The incident aboard an Air Canada flight from Montreal on Friday may bring new meaning to the term “high dudgeon.” Was this an outrage at 35,000 feet?
A chassidic man who spoke neither English nor French was quietly davening in his seat albeit apparently with a talis over his head and shukeling away. The cabin attendant understood that he was not Muslim, but nonetheless had him leave the plane after it returned to the gate. After apparently securing a translator, they let him board the next flight.
To us, it does seem outrageous. First of all, when it comes to those whom they should be suspicious of, Western authorities walk on eggshells. Secondly, doesn’t everyone know that we are harmless?
Do they? How can we possibly know how we look in the eyes of people outside our community? To those with no familiarity with the whys and wherefores of traditional Jewish life, doesn’t it seem a bit bizarre that fifteen people gather on the side of the baggage claim area at JFK at 7AM with what look like Muslim prayer rugs wrapped around their persons, except for some leather straps on strategic parts of their anatomies? (That was me and fourteen others a week ago.) I don’t know if I fully blame them.
The next morning on the return leg of the flight I had to daven solo at JFK. A Texas-type came over after I finished and asked a series of pointed and intelligent questions about what he observed. He bothered asking. What about the hundreds of other folks who never ask. What do they think? I’m not suggesting that we stop davening at airports, but I wouldn’t criticize everyone who raises an eyebrow at the sight. Most Americans at least are so inured by unexpected behavior that after they raise those eyebrows, they let it pass. Try that around a bunch of Russians, or older Germans, or upper class Brits.
I do know that some of our behavior on planes is most definitely offensive, and should be stopped. It has become much more difficult after 9/11 to get minyanim (prayer quorums) to congregate in the back of planes, making life miserable for the cabin attendants, blocking access to the bathrooms, and jostling the sleeping occupants of the last row.

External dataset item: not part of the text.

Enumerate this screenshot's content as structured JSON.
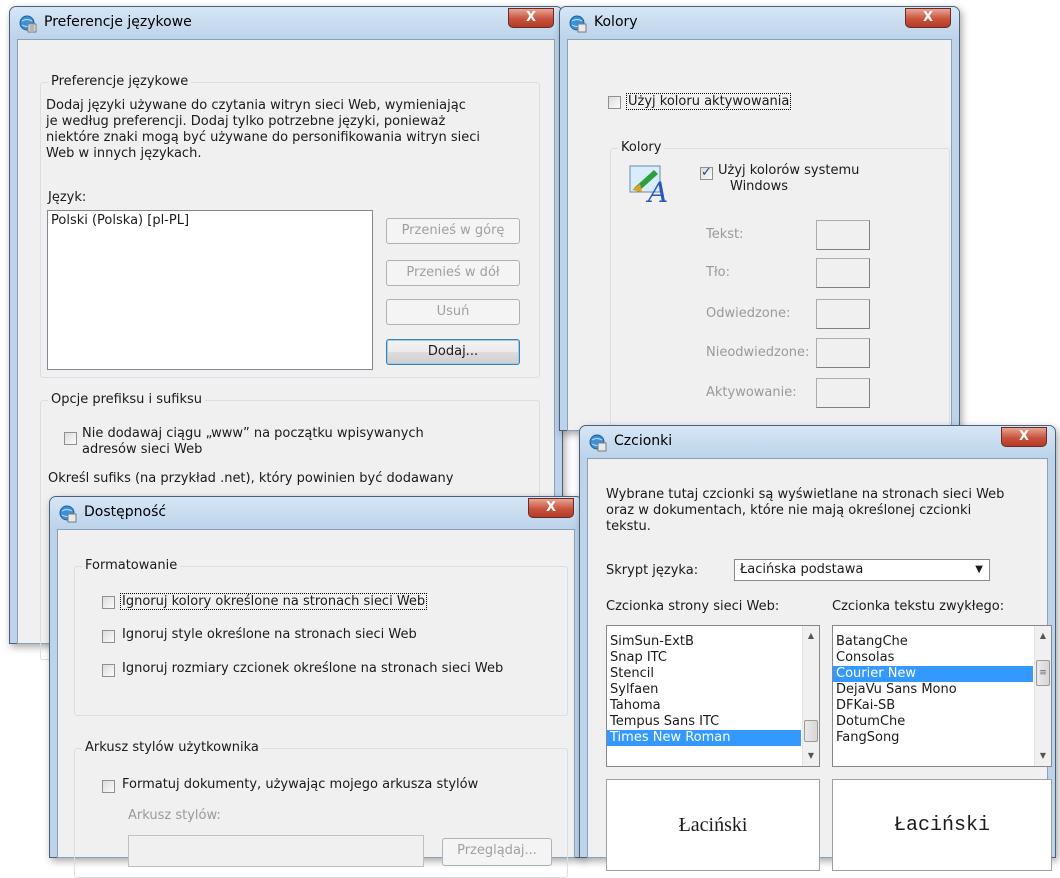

As far as I’m concerned, this is a welcome development. We now are forced to abide by the long-standing psak of Rav Shlomo Zalman Auerbach zt”l, who opined (Halichos Shlomo vol. 1, pgs 95-96) that people on planes should daven in their seats. Shemonah Esreh should be said sitting in place, and not standing in the aisles creating a disturbance for others. While he ruled that those who fathered minyanim on planes did not have to worry about the lack of a mechitza, he was against forming those minyanim, because of their inconveniencing others.
It is not clear whether his solicitude of others extended even to French Canadians.